When LaVar Ball - father of top NBA prospect Lonzo Ball and founder of Big Baller Brand - debuted his first sneaker, the ZO2, it was met with a lot of ridicule on social media.
The biggest issue people had with BBB's debut shoe was the hefty price tag - ZO2's will retail for a cool $495.
Though it's likely just a marketing stunt (say what you want about him, but LaVar is one of the best marketers alive today), the initial price has drawn its fair share of criticism over the past 24 hours.
Perhaps the biggest critic of Ball's sneakers was NBA legend Shaquille O'Neal, who tweeted his disdain for the price tag that limits the number of children who will have access to the shoes:
"Hey @Lavarbigballer read big baller brands don't over charge kids for shoes," Shaq's tweet at LaVar Ball reads.

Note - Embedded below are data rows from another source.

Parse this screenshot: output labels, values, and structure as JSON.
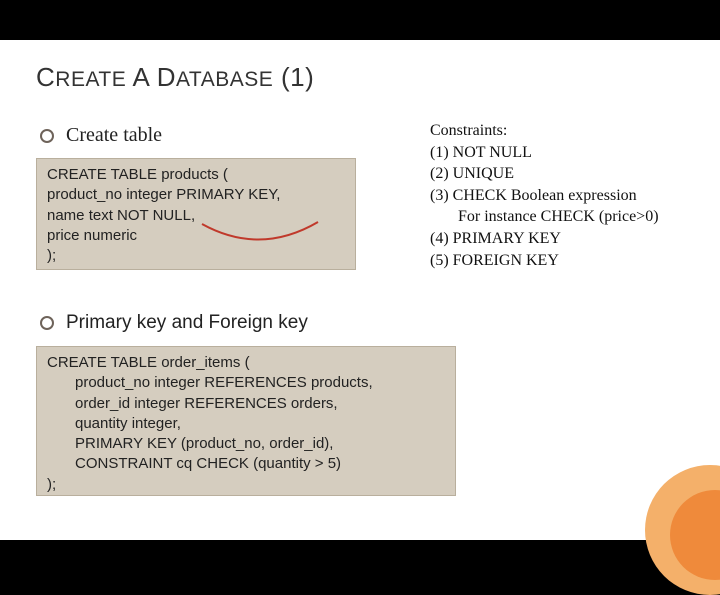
{
  "title": {
    "word1_initial": "C",
    "word1_rest": "REATE",
    "word2_initial": "A",
    "word3_initial": "D",
    "word3_rest": "ATABASE",
    "suffix": "(1)"
  },
  "bullets": {
    "b1": "Create table",
    "b2": "Primary key and Foreign key"
  },
  "code1": {
    "l1": "CREATE TABLE products (",
    "l2": "product_no integer PRIMARY KEY,",
    "l3": "name text NOT NULL,",
    "l4": "price numeric",
    "l5": ");"
  },
  "code2": {
    "l1": "CREATE TABLE order_items (",
    "l2": "product_no integer REFERENCES products,",
    "l3": "order_id integer REFERENCES orders,",
    "l4": "quantity integer,",
    "l5": "PRIMARY KEY (product_no, order_id),",
    "l6": "CONSTRAINT cq CHECK (quantity > 5)",
    "l7": ");"
  },
  "constraints": {
    "heading": "Constraints:",
    "i1": "(1) NOT NULL",
    "i2": "(2) UNIQUE",
    "i3": "(3) CHECK Boolean expression",
    "i3b": "For instance CHECK (price>0)",
    "i4": "(4) PRIMARY KEY",
    "i5": "(5) FOREIGN KEY"
  }
}
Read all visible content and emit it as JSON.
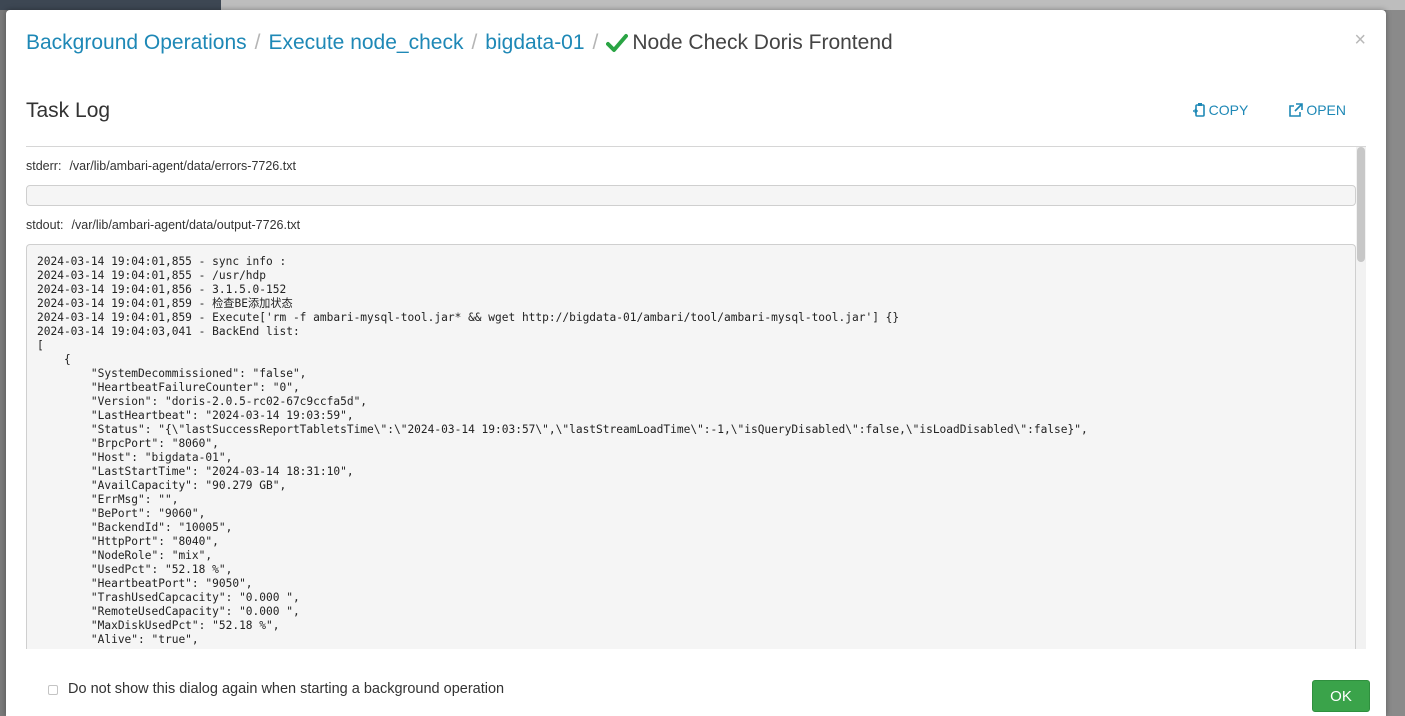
{
  "breadcrumb": {
    "items": [
      "Background Operations",
      "Execute node_check",
      "bigdata-01"
    ],
    "current": "Node Check Doris Frontend",
    "separator": "/"
  },
  "close_label": "×",
  "task_log": {
    "title": "Task Log",
    "copy_label": "COPY",
    "open_label": "OPEN"
  },
  "stderr": {
    "label": "stderr:",
    "path": "/var/lib/ambari-agent/data/errors-7726.txt",
    "content": ""
  },
  "stdout": {
    "label": "stdout:",
    "path": "/var/lib/ambari-agent/data/output-7726.txt",
    "content": "2024-03-14 19:04:01,855 - sync info :\n2024-03-14 19:04:01,855 - /usr/hdp\n2024-03-14 19:04:01,856 - 3.1.5.0-152\n2024-03-14 19:04:01,859 - 检查BE添加状态\n2024-03-14 19:04:01,859 - Execute['rm -f ambari-mysql-tool.jar* && wget http://bigdata-01/ambari/tool/ambari-mysql-tool.jar'] {}\n2024-03-14 19:04:03,041 - BackEnd list:\n[\n    {\n        \"SystemDecommissioned\": \"false\",\n        \"HeartbeatFailureCounter\": \"0\",\n        \"Version\": \"doris-2.0.5-rc02-67c9ccfa5d\",\n        \"LastHeartbeat\": \"2024-03-14 19:03:59\",\n        \"Status\": \"{\\\"lastSuccessReportTabletsTime\\\":\\\"2024-03-14 19:03:57\\\",\\\"lastStreamLoadTime\\\":-1,\\\"isQueryDisabled\\\":false,\\\"isLoadDisabled\\\":false}\",\n        \"BrpcPort\": \"8060\",\n        \"Host\": \"bigdata-01\",\n        \"LastStartTime\": \"2024-03-14 18:31:10\",\n        \"AvailCapacity\": \"90.279 GB\",\n        \"ErrMsg\": \"\",\n        \"BePort\": \"9060\",\n        \"BackendId\": \"10005\",\n        \"HttpPort\": \"8040\",\n        \"NodeRole\": \"mix\",\n        \"UsedPct\": \"52.18 %\",\n        \"HeartbeatPort\": \"9050\",\n        \"TrashUsedCapcacity\": \"0.000 \",\n        \"RemoteUsedCapacity\": \"0.000 \",\n        \"MaxDiskUsedPct\": \"52.18 %\",\n        \"Alive\": \"true\","
  },
  "footer": {
    "checkbox_label": "Do not show this dialog again when starting a background operation",
    "ok_label": "OK"
  },
  "colors": {
    "link": "#1e88b6",
    "success": "#2aa444",
    "ok_button": "#3aa34a"
  }
}
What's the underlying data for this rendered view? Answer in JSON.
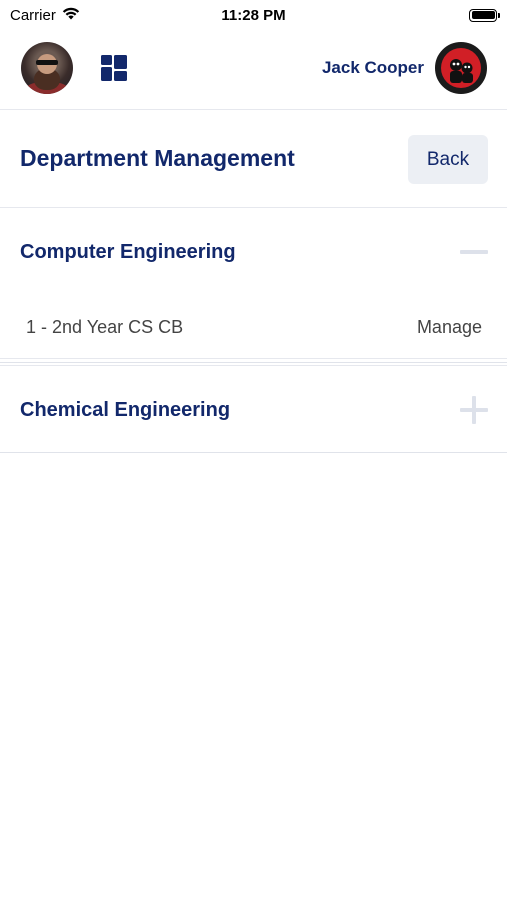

If there ever was a "big baller," Shaq, at 7'1" and 325 pounds during his playing days, certainly fits the bill. He has more credibility in NBA circles than Ball currently has or likely ever will have.
So, when he called out the Big Baller Brand, it carried extra weight (both figuratively and literally). But Shaq wasn't just talking - he backs up what he's saying.
Shaq's line of kids' shoes retail for around $40 at the most, making them affordable to families of all income levels.
Ridiculous marketing stunt or not, Ball had better hope his sneakers don't completely flop, as his antics have already cost his son a shot at endorsement deals with Under Armour, Nike and adidas.
Many within the shoe industry believe that the fact that Lonzo now has his own signature shoe with his father's brand makes him untouchable for other companies even if he decides to step away from BBB in the future.
Though NBA players (especially stars) make a lot of money through their contracts with the league, elite players like Shaq, Michael Jordan, LeBron James, Kobe Bryant and a host of others make their real money from sneaker deals.
As Lonzo prepares for June's NBA Draft, a lot of the pressure of making his father's brand successful quite literally falls at his feet.
A projected top-three pick, Ball will need to have an immediate impact for whatever team drafts him, or else fans will lose interest in a signature sneaker of a middling NBA player.
Whether Lonzo lives up to the pressure or not remains to be seen, but it's safe to say nothing will stop his father from continuing to dominate headlines in the coming months.